Upon entry of the Stipulation of Settlement in the Tax Court and Consent Order dismissing the federal action, the Township Committee of Voorhees Township enacted a Resolution authorizing the execution of "all legal instruments necessary to effectuate the settlements."
By seven letters, dated November 7, 1994, the municipality demanded that plaintiffs surrender their tax sale certificates to the municipality in consideration of the repayment to plaintiffs of the purchase price, together with 5% per annum interest, but without penalty. Plaintiffs refused to accept the municipality's tender and filed their Complaint in Lieu of Prerogative Writ. The complaint was dismissed on defendants' motion, and plaintiffs appeal.
While the action was pending, plaintiffs accepted the municipality's tendered refund of $2,635,204.40 representing the full refund of plaintiffs' purchase price of the tax sale certificates at issue, plus interest at the post-judgment rate in effect on an annual basis from the date of the sale of the tax sale certificates through the original date of tender of November 9, 1994. *fn1 The parties agreed that acceptance of the tender was without prejudice to their respective positions in the litigation.
Plaintiffs argue that the actions of the municipality here were the equivalent of an actual or de facto redemption and that they are entitled to the redemption value of the certificates.
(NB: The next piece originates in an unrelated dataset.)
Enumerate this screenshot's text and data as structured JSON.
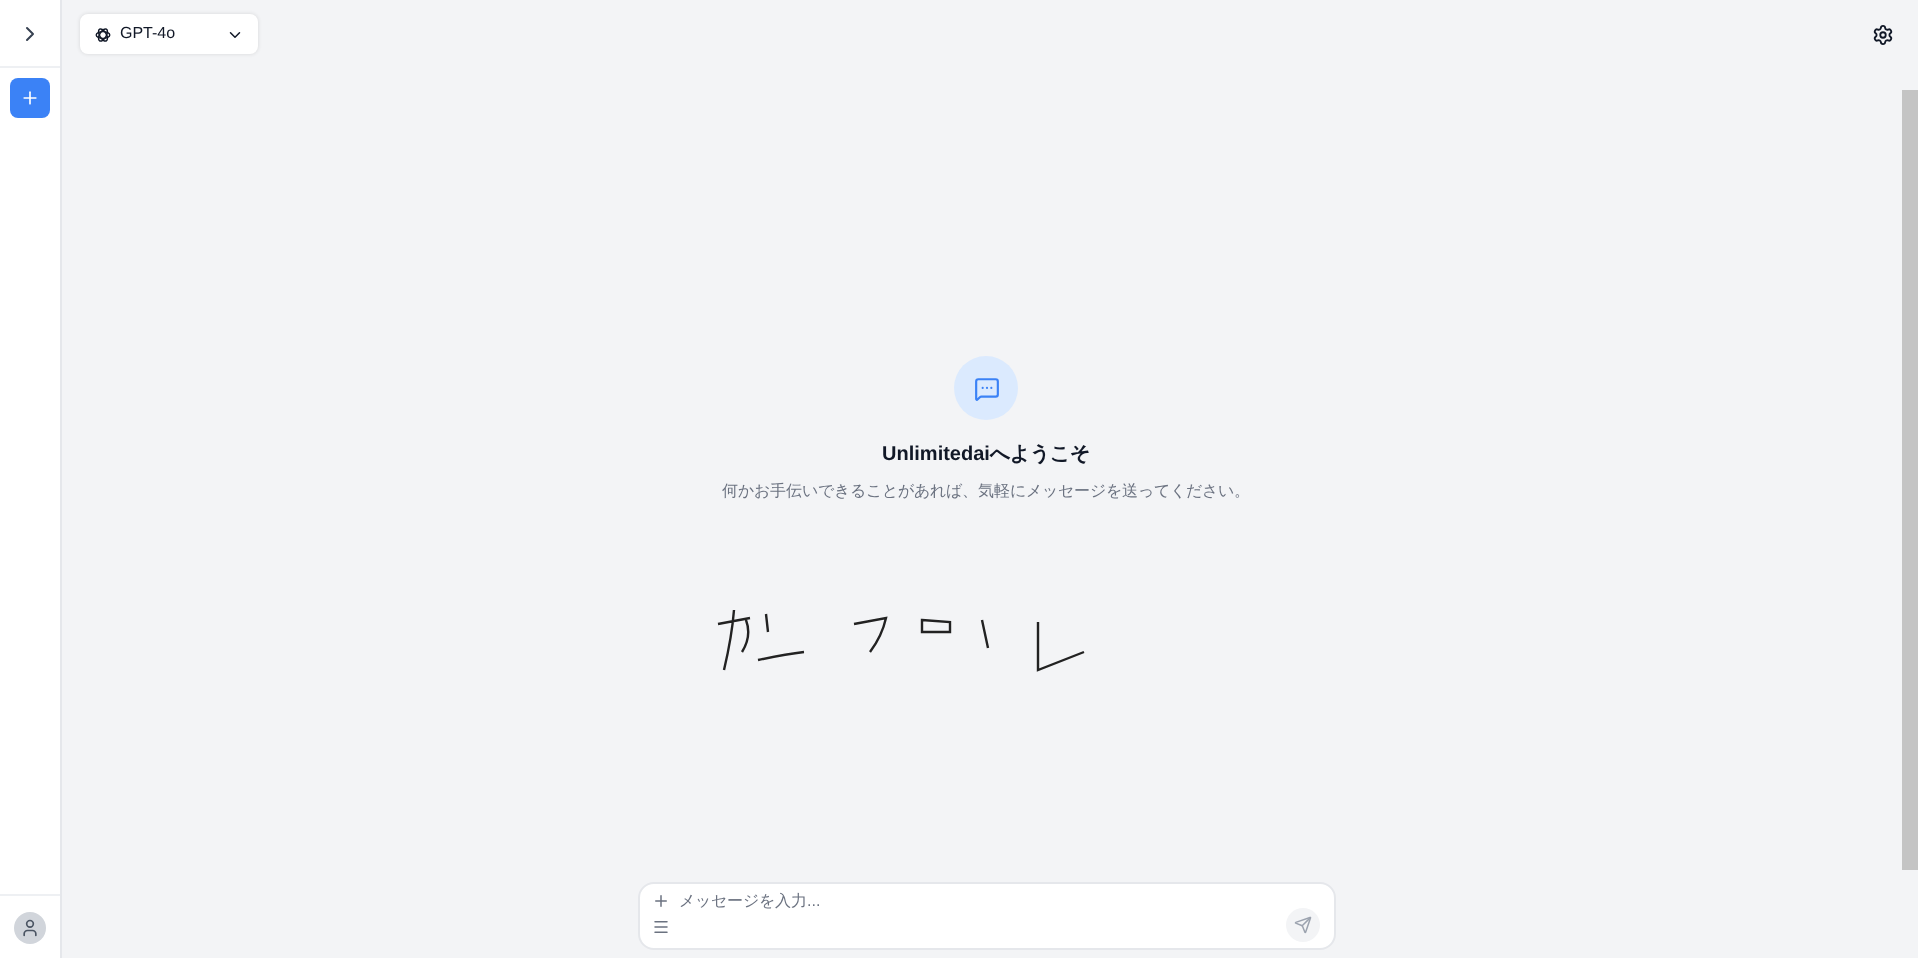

Plaintiffs assert that Echelon Glen and the municipality, in resolving the tax assessment appeal and the federal litigation by way of the Stipulation of Settlement, "sought to circumvent the statutory redemption requirements by artificially and arbitrarily declaring all the real estate taxes (and sewer and [Camden County Municipal Utility Authority] charges) void ab initio and by equally artificially reimposing them de novo in the reduced amount, ... thereby rationalizing their declaration that the certificates were void." Plaintiffs further contend that ...